LONDON, Sept. 5, 2013 /PRNewswire/ -- FICO (NYSE:FICO), a leading predictive analytics and decision management software company, today released its quarterly UK cards data showing that average credit card limits are at their highest point in over two years. Consumer spending has also increased, while delinquency rates are down. However, card utilisation rates are at a two-year low, suggesting that some card issuers may need to reassess how and when they offer more credit.
Data from the latest FICO ® Benchmark Reporting Service revealed that the average credit limit for Classic credit cards has risen by 3.9 percent over the year. The increase was primarily driven by new accounts (under a year old) and established accounts (open between one and five years), which have both seen an increase of more than 6 percent in the last 12 months. Veteran accounts (those that have been open for more than five years) have experienced a more modest average increase of 1.4 percent.

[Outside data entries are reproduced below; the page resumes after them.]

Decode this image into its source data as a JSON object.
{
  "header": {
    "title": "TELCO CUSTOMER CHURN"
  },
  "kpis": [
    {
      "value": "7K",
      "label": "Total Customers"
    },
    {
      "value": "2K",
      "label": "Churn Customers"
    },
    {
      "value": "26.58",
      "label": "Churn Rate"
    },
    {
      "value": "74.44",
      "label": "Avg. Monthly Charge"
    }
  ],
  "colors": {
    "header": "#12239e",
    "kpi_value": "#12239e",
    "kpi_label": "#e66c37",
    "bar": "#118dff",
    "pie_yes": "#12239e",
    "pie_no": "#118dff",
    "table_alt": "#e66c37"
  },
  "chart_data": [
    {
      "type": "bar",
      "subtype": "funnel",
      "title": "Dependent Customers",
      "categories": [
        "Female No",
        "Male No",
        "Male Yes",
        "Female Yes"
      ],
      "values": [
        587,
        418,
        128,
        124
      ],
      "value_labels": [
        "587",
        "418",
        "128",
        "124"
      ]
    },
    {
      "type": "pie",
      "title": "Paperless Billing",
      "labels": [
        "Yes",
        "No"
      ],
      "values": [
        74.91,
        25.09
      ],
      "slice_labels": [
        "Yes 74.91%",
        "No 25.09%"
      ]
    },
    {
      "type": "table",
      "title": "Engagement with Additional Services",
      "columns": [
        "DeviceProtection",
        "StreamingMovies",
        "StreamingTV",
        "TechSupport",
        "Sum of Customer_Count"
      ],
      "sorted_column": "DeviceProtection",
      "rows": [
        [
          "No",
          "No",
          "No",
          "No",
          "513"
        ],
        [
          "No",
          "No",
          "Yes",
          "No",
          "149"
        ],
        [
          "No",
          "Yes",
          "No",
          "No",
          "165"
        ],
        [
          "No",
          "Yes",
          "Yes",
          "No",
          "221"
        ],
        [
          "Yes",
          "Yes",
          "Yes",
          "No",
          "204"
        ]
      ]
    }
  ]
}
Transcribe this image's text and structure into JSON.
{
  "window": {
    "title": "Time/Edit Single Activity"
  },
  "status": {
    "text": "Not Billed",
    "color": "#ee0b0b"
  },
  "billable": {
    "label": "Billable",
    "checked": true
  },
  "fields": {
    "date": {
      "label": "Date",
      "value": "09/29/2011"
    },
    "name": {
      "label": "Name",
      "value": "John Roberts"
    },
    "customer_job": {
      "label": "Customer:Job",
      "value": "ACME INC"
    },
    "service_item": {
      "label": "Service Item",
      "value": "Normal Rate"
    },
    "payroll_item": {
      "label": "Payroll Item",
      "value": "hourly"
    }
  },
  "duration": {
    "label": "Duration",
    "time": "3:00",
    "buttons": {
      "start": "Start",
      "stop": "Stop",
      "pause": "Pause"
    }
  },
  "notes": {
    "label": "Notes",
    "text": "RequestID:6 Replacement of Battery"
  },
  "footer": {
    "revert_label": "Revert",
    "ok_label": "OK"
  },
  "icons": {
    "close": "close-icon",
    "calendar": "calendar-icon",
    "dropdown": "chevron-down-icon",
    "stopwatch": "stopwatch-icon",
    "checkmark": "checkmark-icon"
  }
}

Consumer card spending has also increased to its highest point in two years (up 7.6 percent year-on-year), perhaps indicating a strengthening of consumers' confidence in their ability to repay card debt. This is borne out by the latest data around delinquency patterns. One-cycle balances (where a customer misses a payment for one month) are at their lowest in more than two years, having dropped by more than 16 percent in the last 12 months."The increase in consumer spending and reduction in delinquencies are good news for card issuers," said Nigel Brayne, senior director of Global Business Consulting at FICO. "When they see that these areas are becoming more stable, lenders may offer higher credit lines in order to increase individual customer value. "However, the lower utilisation figure suggests that card issuers are not always offering additional credit to the customers most likely to use it," Brayne added. "We believe there is scope for lenders to review their offer qualification criteria to ensure they are targeting not only low-risk, profitable customers, but those most likely to spend the extra credit that is made available to them. Ensuring that funds are used will not only help card issuers to operate more efficiently and profitably, but it will also help them mitigate the potential impact of unused exposure on their Basel Capital Reserves."